Blame the EU
The reason for the cut is down to the European Deposit Guarantee Schemes Directive.
This Directive states that every five years non-Eurozone countries have to recalculate their minimum deposit protection limit, setting it at the equivalent in their domestic currency of €100,000, subject to a limited amount of rounding.
The pound has strengthened against the euro since the limit was last set in mid-2010, which is good news for Mediterranean holidaymakers, but bad news for depositors, already suffering over half a decade of ultra-low interest rates.
Temporary high balances
At the same time as announcing the cut, the Bank of England introduced a new £1 million, six month protection level for ‘temporary high balances’.
This is designed to cover circumstances where an account is temporarily holding a large payment, eg an inheritance, pending future investment or expenditure. There is a specified list of events covered, including redundancy and divorce(!).
If you have more than £75,000 with one bank (£150,000 for joint accounts), then you may want to consider opening an account with a different bank to retain your deposit protection. Remember different institutions may count as one bank for deposit protection purposes if they share a common banking licence (eg Halifax and Bank of Scotland).
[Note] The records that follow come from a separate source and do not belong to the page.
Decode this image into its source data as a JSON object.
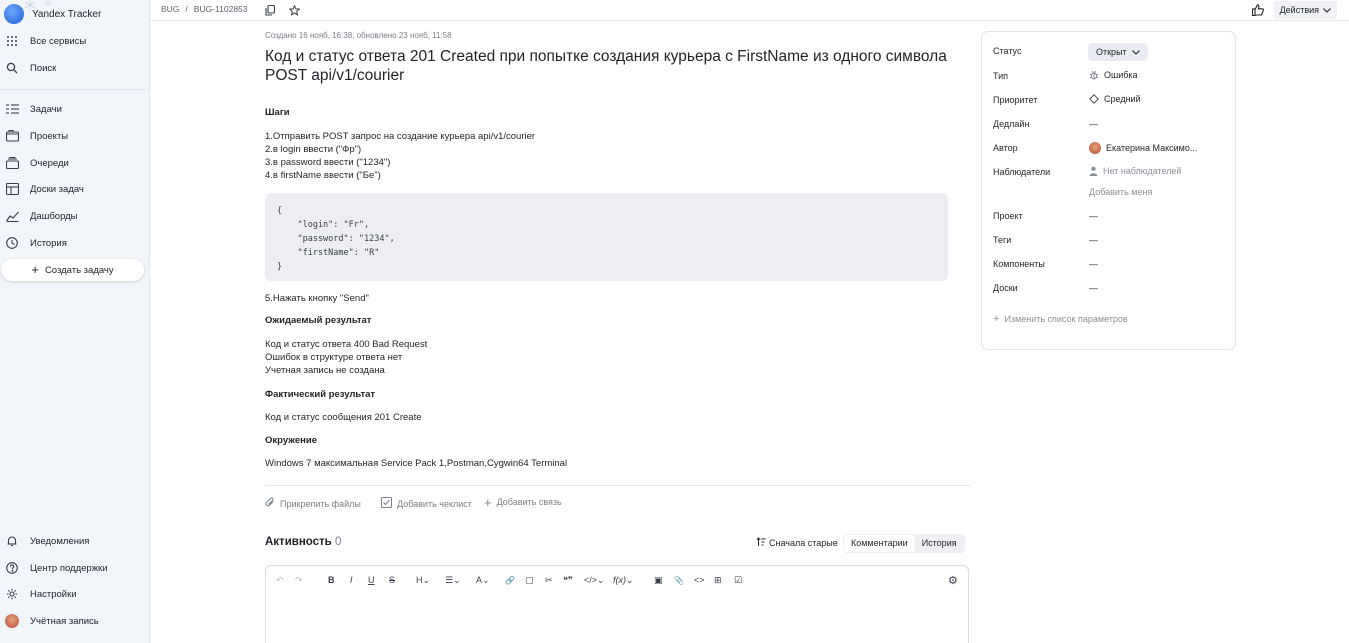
{
  "app": {
    "name": "Yandex Tracker"
  },
  "sidebar": {
    "top_items": [
      {
        "label": "Все сервисы",
        "icon": "grid-icon"
      },
      {
        "label": "Поиск",
        "icon": "search-icon"
      }
    ],
    "items": [
      {
        "label": "Задачи",
        "icon": "tasks-icon"
      },
      {
        "label": "Проекты",
        "icon": "projects-icon"
      },
      {
        "label": "Очереди",
        "icon": "queues-icon"
      },
      {
        "label": "Доски задач",
        "icon": "boards-icon"
      },
      {
        "label": "Дашборды",
        "icon": "dashboards-icon"
      },
      {
        "label": "История",
        "icon": "history-icon"
      }
    ],
    "create_label": "Создать задачу",
    "bottom_items": [
      {
        "label": "Уведомления",
        "icon": "bell-icon"
      },
      {
        "label": "Центр поддержки",
        "icon": "help-icon"
      },
      {
        "label": "Настройки",
        "icon": "gear-icon"
      },
      {
        "label": "Учётная запись",
        "icon": "avatar"
      }
    ]
  },
  "topbar": {
    "breadcrumb_queue": "BUG",
    "breadcrumb_sep": "/",
    "breadcrumb_issue": "BUG-1102853",
    "actions_label": "Действия"
  },
  "issue": {
    "meta": "Создано 16 нояб, 16:38, обновлено 23 нояб, 11:58",
    "title": "Код и статус ответа 201 Created при попытке создания курьера с FirstName из одного символа POST api/v1/courier",
    "steps_heading": "Шаги",
    "steps": [
      "1.Отправить POST запрос на создание курьера api/v1/courier",
      "2.в login ввести (\"Фр\")",
      "3.в password ввести (\"1234\")",
      "4.в firstName ввести (\"Бе\")"
    ],
    "code": "{\n    \"login\": \"Fr\",\n    \"password\": \"1234\",\n    \"firstName\": \"R\"\n}",
    "step5": "5.Нажать кнопку \"Send\"",
    "expected_heading": "Ожидаемый результат",
    "expected": [
      "Код и статус ответа 400 Bad Request",
      "Ошибок в структуре ответа нет",
      "Учетная запись не создана"
    ],
    "actual_heading": "Фактический результат",
    "actual": "Код и статус сообщения 201 Create",
    "env_heading": "Окружение",
    "env": "Windows 7 максимальная Service Pack 1,Postman,Cygwin64 Terminal"
  },
  "attach_actions": {
    "files": "Прикрепить файлы",
    "checklist": "Добавить чеклист",
    "link": "Добавить связь"
  },
  "activity": {
    "label": "Активность",
    "count": "0",
    "sort_label": "Сначала старые",
    "tab_comments": "Комментарии",
    "tab_history": "История"
  },
  "editor_toolbar": {
    "undo": "↶",
    "redo": "↷",
    "bold": "B",
    "italic": "I",
    "underline": "U",
    "strike": "S",
    "heading": "H",
    "list": "☰",
    "color": "A",
    "link": "🔗",
    "note": "▢",
    "cut": "✂",
    "quote": "❝❞",
    "code_block": "</>",
    "formula": "f(x)",
    "image": "▣",
    "attach": "📎",
    "code": "<>",
    "table": "⊞",
    "checkbox": "☑",
    "settings": "⚙"
  },
  "panel": {
    "status_label": "Статус",
    "status_value": "Открыт",
    "type_label": "Тип",
    "type_value": "Ошибка",
    "priority_label": "Приоритет",
    "priority_value": "Средний",
    "deadline_label": "Дедлайн",
    "deadline_value": "—",
    "author_label": "Автор",
    "author_value": "Екатерина Максимо...",
    "watchers_label": "Наблюдатели",
    "watchers_value": "Нет наблюдателей",
    "add_me": "Добавить меня",
    "project_label": "Проект",
    "project_value": "—",
    "tags_label": "Теги",
    "tags_value": "—",
    "components_label": "Компоненты",
    "components_value": "—",
    "boards_label": "Доски",
    "boards_value": "—",
    "edit_params": "Изменить список параметров"
  }
}
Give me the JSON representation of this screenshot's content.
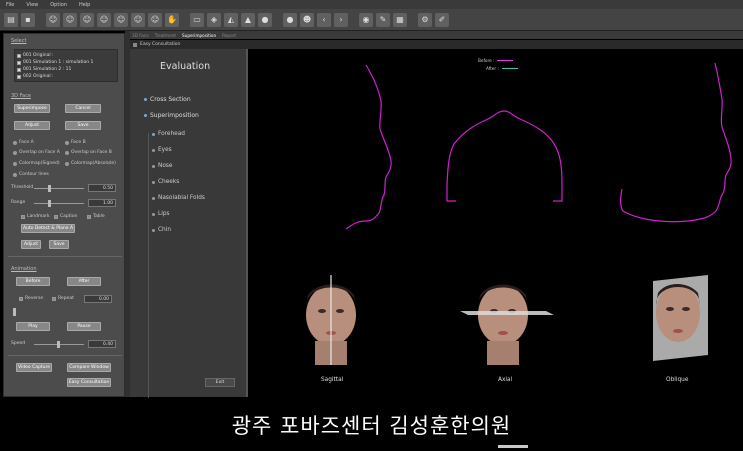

Even though interest rates look set to start rising slowly in 2016, holding large sums on deposit may be unwise. Before going through the money-laundering hoops of opening a new deposit account, make sure you discuss your other options with us.
You can contact us via email or call 01825 76 33 66.